The objective of this project is to examine the differences between Moroccan and American cultures with regards to prevalent messaging about engineering. This examination will help us determine the factors that contribute to women's decisions to pursue engineering degrees at higher rates in Morocco and similar non-western cultures. According to a report entitled "Is U.S. Science and Technology Adrift?" released by the Commission on Professionals in Science and Technology (CPST), the United States’ engineering workforce is growing but still lagging behind the overall growth of the country. The U.S. World News/ Raytheon STEM report shows that the U.S. continues to have a shortage of STEM workers and, furthermore, that the increase in 2016 STEM degrees was primarily awarded to foreigners with temporary visas. These findings indicate that the U.S. will rely on foreign workers to fill future STEM jobs. One way to address this shortage is increased participation in engineering of minorities and other underrepresented groups. This project is an exploratory qualitative case study with three different phases. In phase 1, we sent recruitment surveys to Mechanical and Aerospace engineering seniors and graduate students. Participants will be recruited for interviews based on the answers provided in the survey. Phases 2 and 3 involve conducting interviews and member checking for clarity purposes. The interviews will help us to understand the students’ intentions and their distinct cultural influences that led them to major in engineering. We will examine the data using two theoretical frameworks: Eccels’ Expectancy Value theory and Hoftsedes’ Cultural Dimensions. This executive summary serves as a description of this project with a focus on the preliminary data analysis. The goal of this study is to generate knowledge from a different culture, which can be used to increase the number of American women pursuing careers in engineering fields to meet the U.S. workforce needs.

Sullivan, R. W., & Sassi, S., & Mohammadi-Aragh, M. J. (2020, June), Recruiting More U.S, Women into Engineering Based on Stories from Morocco Paper presented at 2020 ASEE Virtual Annual Conference Content Access, Virtual On line . 10.18260/1-2--35124

ASEE holds the copyright on this document.
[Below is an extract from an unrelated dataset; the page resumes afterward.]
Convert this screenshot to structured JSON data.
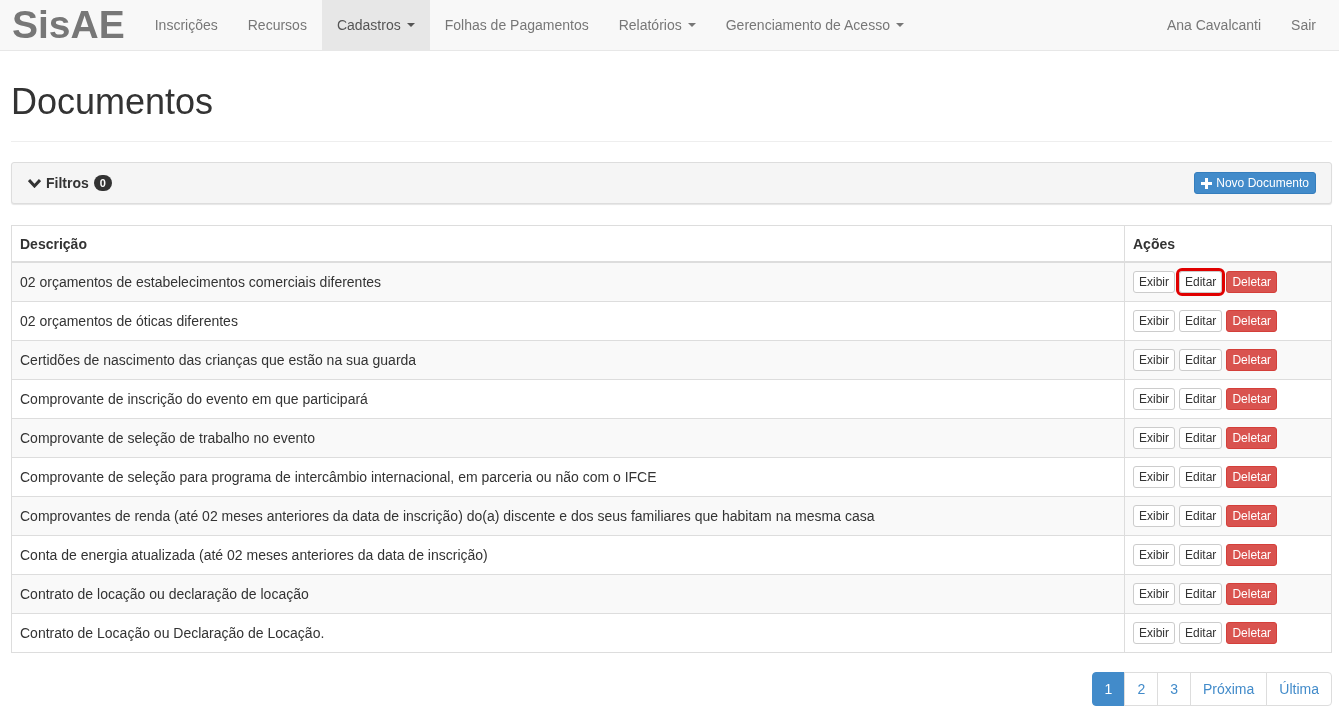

It may be read by the public free of charge. Authors may archive their work on personal websites or in institutional repositories with the following citation: © 2020 American Society for Engineering Education. Other scholars may excerpt or quote from these materials with the same citation. When excerpting or quoting from Conference Proceedings, authors should, in addition to noting the ASEE copyright, list all the original authors and their institutions and name the host city of the conference. - Last updated April 1, 2015